        node2 = node2.parent
    return node1

# Below the code would be similar to define the tree and calculate LCA.

The output and use of this code would be similar to method 1, showing the LCA’s key when run.

This method computes the depth of each node and then traverses the tree upwards, keeping the traversal of both nodes in sync until the LCA is found. This method also runs in O(h) time but does not require any extra space unlike the first method.

Method 3: Optimizing the Traversal Up with Recursion

In this method, we optimize the traversal upwards by utilizing recursion. The logic is similar to method 2 in finding the depth of each node and aligning them at the same level. Then, we recursively move up the tree until we find the LCA. It’s a neat and elegant recursive solution that makes the code look cleaner.

Here’s an example:

def find_LCA_recursive(node1, node2, depth1, depth2):
    if depth1 > depth2:
        return find_LCA_recursive(node1.parent, node2, depth1-1, depth2)
    elif depth2 > depth1:
        return find_LCA_recursive(node1, node2.parent, depth1, depth2-1)
    else:
        if node1 == node2:
            return node1
        return find_LCA_recursive(node1.parent, node2.parent, depth1-1, depth2-1)

# The rest of the code remains the same for computing depths and calling the recursive function.

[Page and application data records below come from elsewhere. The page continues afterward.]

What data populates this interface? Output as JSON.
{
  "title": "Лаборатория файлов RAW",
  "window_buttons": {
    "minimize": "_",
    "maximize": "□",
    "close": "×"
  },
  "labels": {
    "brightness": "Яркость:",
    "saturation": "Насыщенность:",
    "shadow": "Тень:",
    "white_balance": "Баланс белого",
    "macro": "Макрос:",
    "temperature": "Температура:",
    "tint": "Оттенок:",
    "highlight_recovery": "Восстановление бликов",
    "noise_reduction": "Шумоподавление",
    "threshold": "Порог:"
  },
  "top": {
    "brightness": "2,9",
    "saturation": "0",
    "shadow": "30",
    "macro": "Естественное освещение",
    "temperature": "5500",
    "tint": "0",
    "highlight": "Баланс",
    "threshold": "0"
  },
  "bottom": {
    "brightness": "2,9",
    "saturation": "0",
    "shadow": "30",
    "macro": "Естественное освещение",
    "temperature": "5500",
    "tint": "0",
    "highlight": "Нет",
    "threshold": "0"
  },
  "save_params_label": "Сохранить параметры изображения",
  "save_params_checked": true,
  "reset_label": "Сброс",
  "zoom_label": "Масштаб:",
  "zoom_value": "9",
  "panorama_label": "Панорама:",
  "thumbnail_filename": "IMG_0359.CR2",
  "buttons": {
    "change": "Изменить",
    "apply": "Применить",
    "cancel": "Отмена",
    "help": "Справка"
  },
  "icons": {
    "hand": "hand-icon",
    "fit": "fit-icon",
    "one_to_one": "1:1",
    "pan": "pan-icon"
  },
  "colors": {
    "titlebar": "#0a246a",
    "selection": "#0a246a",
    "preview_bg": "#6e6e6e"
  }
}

The output and explanation are similar to the previous methods, leading to the display of the LCA.

This recursive approach ensures that each call is made at a higher level in the tree until the nodes converge. The time complexity remains O(h). However, this method may cause a stack overflow if the tree is very deep, due to the recursive nature of the implementation.

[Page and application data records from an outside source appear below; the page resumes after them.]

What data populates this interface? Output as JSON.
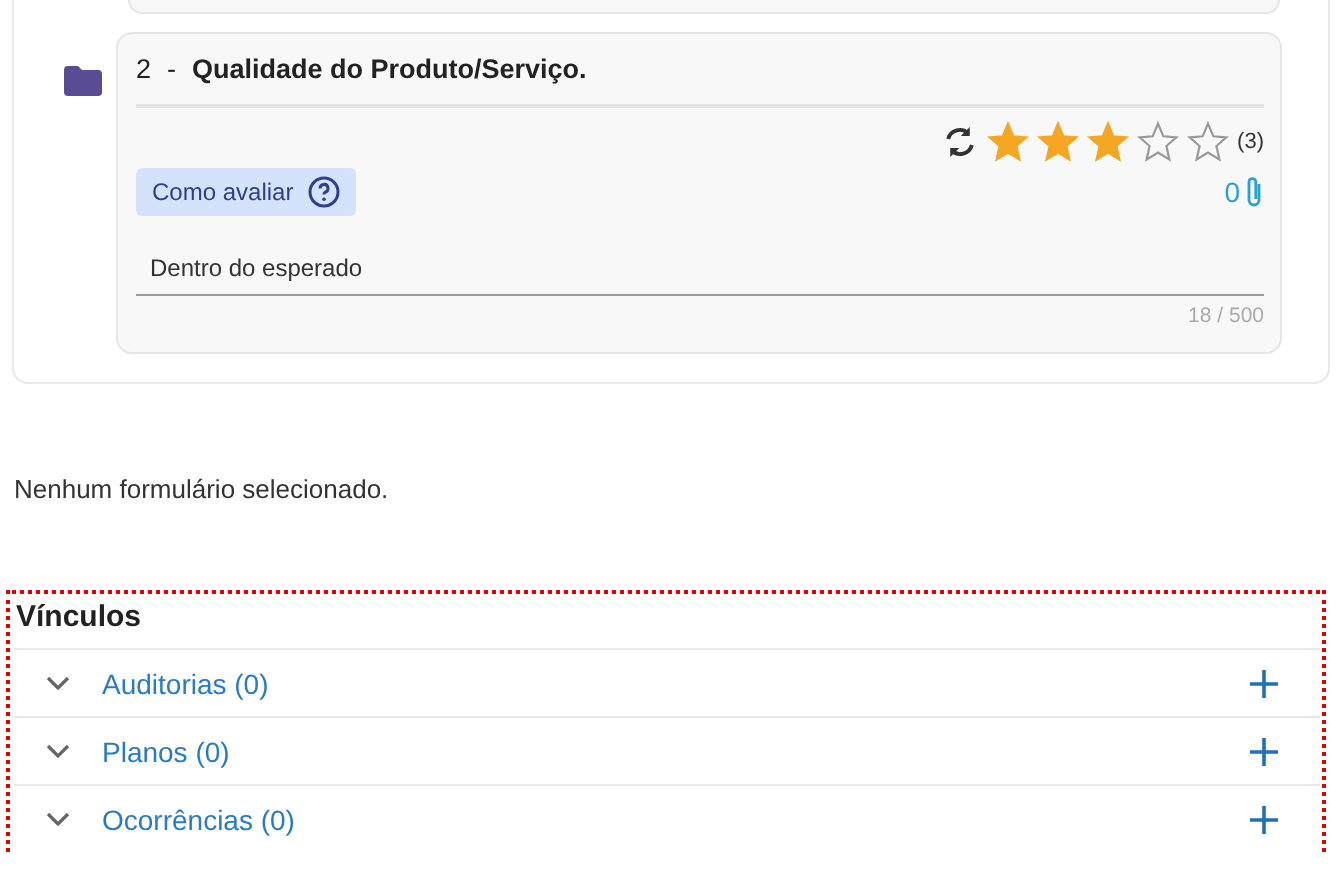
{
  "question": {
    "number": "2",
    "separator": "-",
    "title": "Qualidade do Produto/Serviço.",
    "stars": 3,
    "star_count": "(3)",
    "help_button": "Como avaliar",
    "attachments": "0",
    "comment": "Dentro do esperado",
    "counter": "18 / 500"
  },
  "message": "Nenhum formulário selecionado.",
  "links": {
    "title": "Vínculos",
    "items": [
      {
        "label": "Auditorias (0)",
        "expanded": false
      },
      {
        "label": "Planos (0)",
        "expanded": false
      },
      {
        "label": "Ocorrências (0)",
        "expanded": false
      }
    ]
  }
}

Method 4: Path Comparison

With path comparison, you store the paths to the node1 and node2 from the root and then iterate over both paths until they diverge. The last common node before divergence is the LCA. Although the nodes contain parent pointers and no explicit root, we consider the root here as the farthest node from the given nodes.

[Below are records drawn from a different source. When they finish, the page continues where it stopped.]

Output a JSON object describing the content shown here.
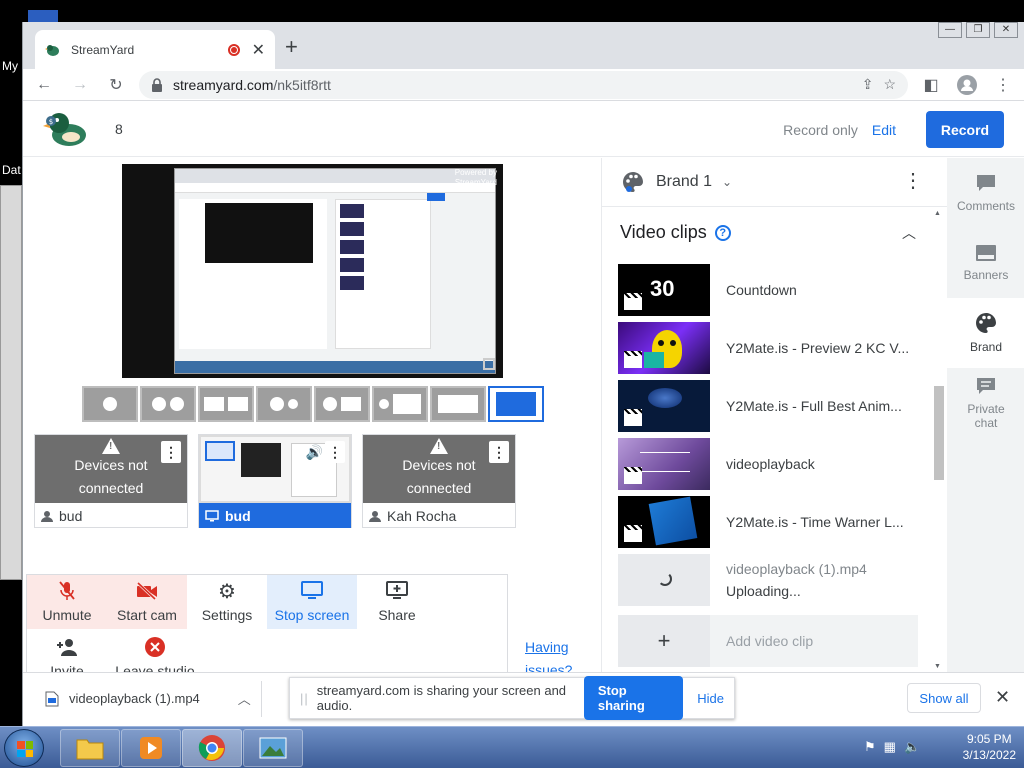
{
  "desktop": {
    "label_1": "My",
    "label_2": "Dat"
  },
  "browser": {
    "tab_title": "StreamYard",
    "url_host": "streamyard.com",
    "url_path": "/nk5itf8rtt"
  },
  "header": {
    "count": "8",
    "record_only": "Record only",
    "edit": "Edit",
    "record": "Record"
  },
  "preview": {
    "brand_line1": "Powered by",
    "brand_line2": "StreamYard"
  },
  "participants": [
    {
      "status_line1": "Devices not",
      "status_line2": "connected",
      "name": "bud"
    },
    {
      "name": "bud"
    },
    {
      "status_line1": "Devices not",
      "status_line2": "connected",
      "name": "Kah Rocha"
    }
  ],
  "controls": {
    "unmute": "Unmute",
    "start_cam": "Start cam",
    "settings": "Settings",
    "stop_screen": "Stop screen",
    "share": "Share",
    "invite": "Invite",
    "leave": "Leave studio",
    "having_issues_1": "Having",
    "having_issues_2": "issues?"
  },
  "brand_panel": {
    "brand_name": "Brand 1",
    "section_title": "Video clips",
    "clips": [
      {
        "label": "Countdown",
        "thumb_text": "30"
      },
      {
        "label": "Y2Mate.is - Preview 2 KC V..."
      },
      {
        "label": "Y2Mate.is - Full Best Anim..."
      },
      {
        "label": "videoplayback"
      },
      {
        "label": "Y2Mate.is - Time Warner L..."
      }
    ],
    "uploading_name": "videoplayback (1).mp4",
    "uploading_status": "Uploading...",
    "add_clip": "Add video clip"
  },
  "sidenav": {
    "comments": "Comments",
    "banners": "Banners",
    "brand": "Brand",
    "private_chat_1": "Private",
    "private_chat_2": "chat"
  },
  "download_bar": {
    "file": "videoplayback (1).mp4",
    "share_message": "streamyard.com is sharing your screen and audio.",
    "stop_sharing": "Stop sharing",
    "hide": "Hide",
    "show_all": "Show all"
  },
  "taskbar": {
    "time": "9:05 PM",
    "date": "3/13/2022"
  },
  "colors": {
    "accent": "#1f6bde",
    "link": "#1a73e8",
    "warning_bg": "#fce8e6"
  }
}
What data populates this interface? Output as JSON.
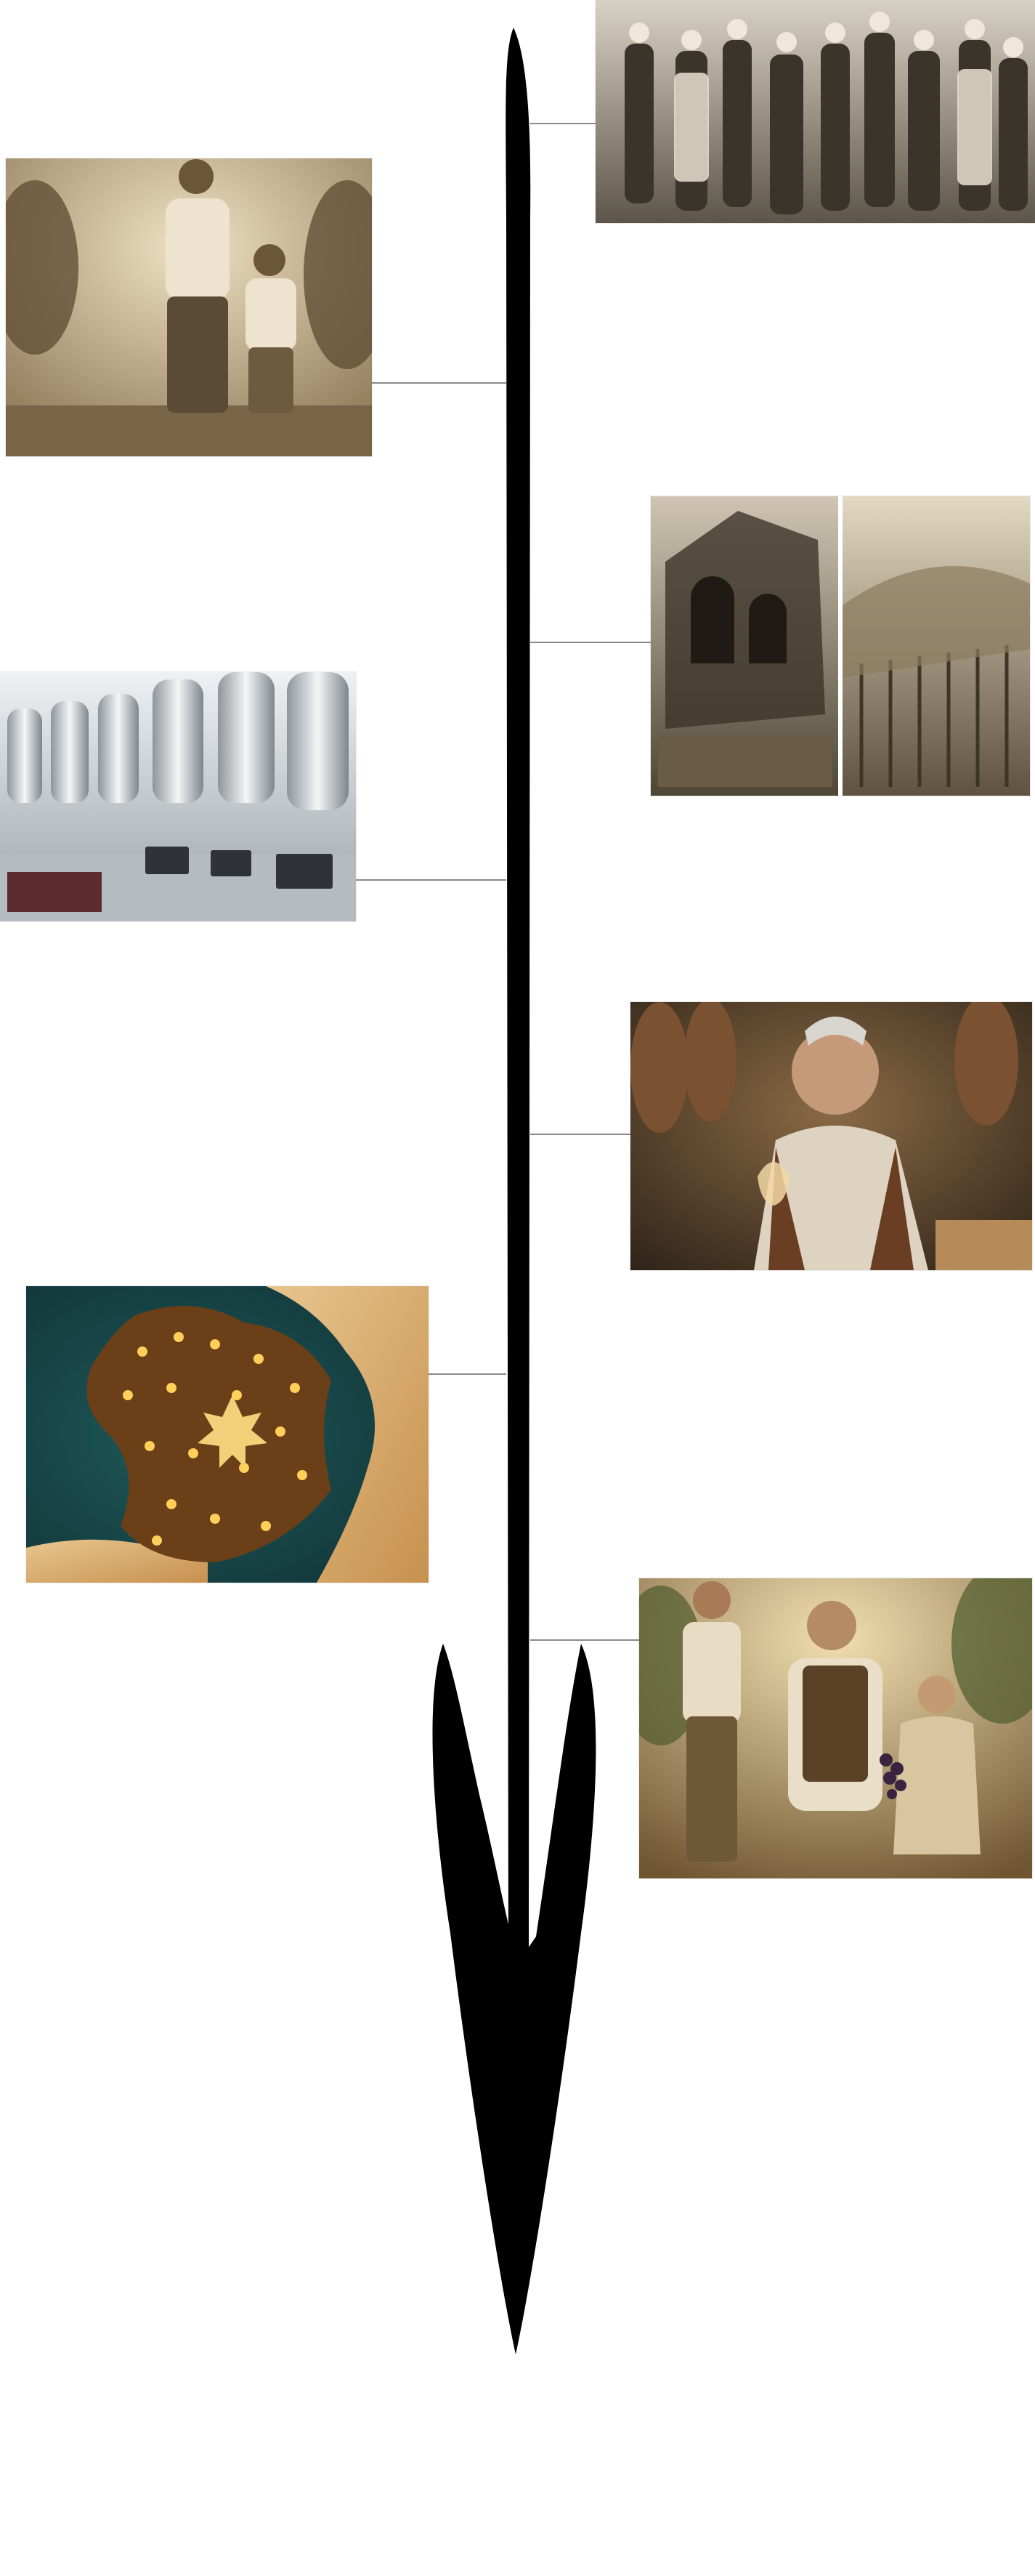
{
  "timeline": {
    "arrow_color": "#000000",
    "connector_color": "#8a8a8a",
    "direction": "down"
  },
  "entries": [
    {
      "side": "right",
      "image": "vintage-family-in-vineyard-photo",
      "palette": "sepia"
    },
    {
      "side": "left",
      "image": "father-and-son-pruning-vines-photo",
      "palette": "sepia"
    },
    {
      "side": "right",
      "image": "stone-cellar-and-hillside-vineyard-diptych",
      "palette": "sepia"
    },
    {
      "side": "left",
      "image": "modern-stainless-steel-winery-photo",
      "palette": "steel-gray"
    },
    {
      "side": "right",
      "image": "winemaker-tasting-in-barrel-cellar-photo",
      "palette": "warm"
    },
    {
      "side": "left",
      "image": "glowing-map-of-france-wine-regions",
      "palette": "teal-gold"
    },
    {
      "side": "right",
      "image": "grandfather-and-children-with-grapes-photo",
      "palette": "sepia-warm"
    }
  ]
}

Here’s an example:

def find_paths(node):
    path = []
    while node:
        path.append(node)
        node = node.parent
    return path[::-1]

def find_LCA_by_paths(node1, node2):
    path1, path2 = find_paths(node1), find_paths(node2)
    lca = None
    for u, v in zip(path1, path2):
        if u == v:
            lca = u
        else:
            break
    return lca

# Tree definition and LCA computation follows the same structure as previous examples.

The output of this code would be similar to the other methods, showing the LCA’s key.

This method reverses the path to the root for both nodes, then compares them side by side until the paths diverge. It has a space complexity of O(h), where h is the height of the tree, and could be inefficient if the tree is very deep.

Bonus One-Liner Method 5: Using Generators

For a quick and elegant one-liner solution, we can use a Python generator expression inside the next() function. This combines methods 1 and 4 by using set intersection and path comparison compactly to find the LCA.

Here’s an example:

find_LCA_one_liner = lambda node1, node2: next((n for n in find_paths(node1) if n in find_paths(node2)), None)

# Assuming find_paths is defined as in Method 4 and nodes are already defined, call the function as follows
# lca = find_LCA_one_liner(n1, n2)

The output will display the LCA’s key just like the other methods.

This code snippet leverages the next() function to find the first common node in the paths to the root of node1 and node2. It executes a generator expression that stops at the first intersection, making it an efficient solution and one that is also very concise.

Summary/Discussion

  • Method 1: HashSet Ancestor Tracking. Easy to understand. Requires O(h) space. Inefficient if many nodes are to be queried.
  • Method 2: Two Pointer Depth Alignment. Optimizes space. Only requires O(1) extra space. Time complexity is O(h).
  • Method 3: Recursive Upward Traversal. Cleaner code with recursion. Risks stack overflow in deep trees. Time complexity remains O(h).
  • Method 4: Path Comparison. Explicit and straightforward but can be memory-heavy if tree depth is significant, due to storing of paths.
  • Bonus One-Liner Method 5: Generators with Intersection. Elegant and concise solution. Combines path comparison and set intersection efficiently.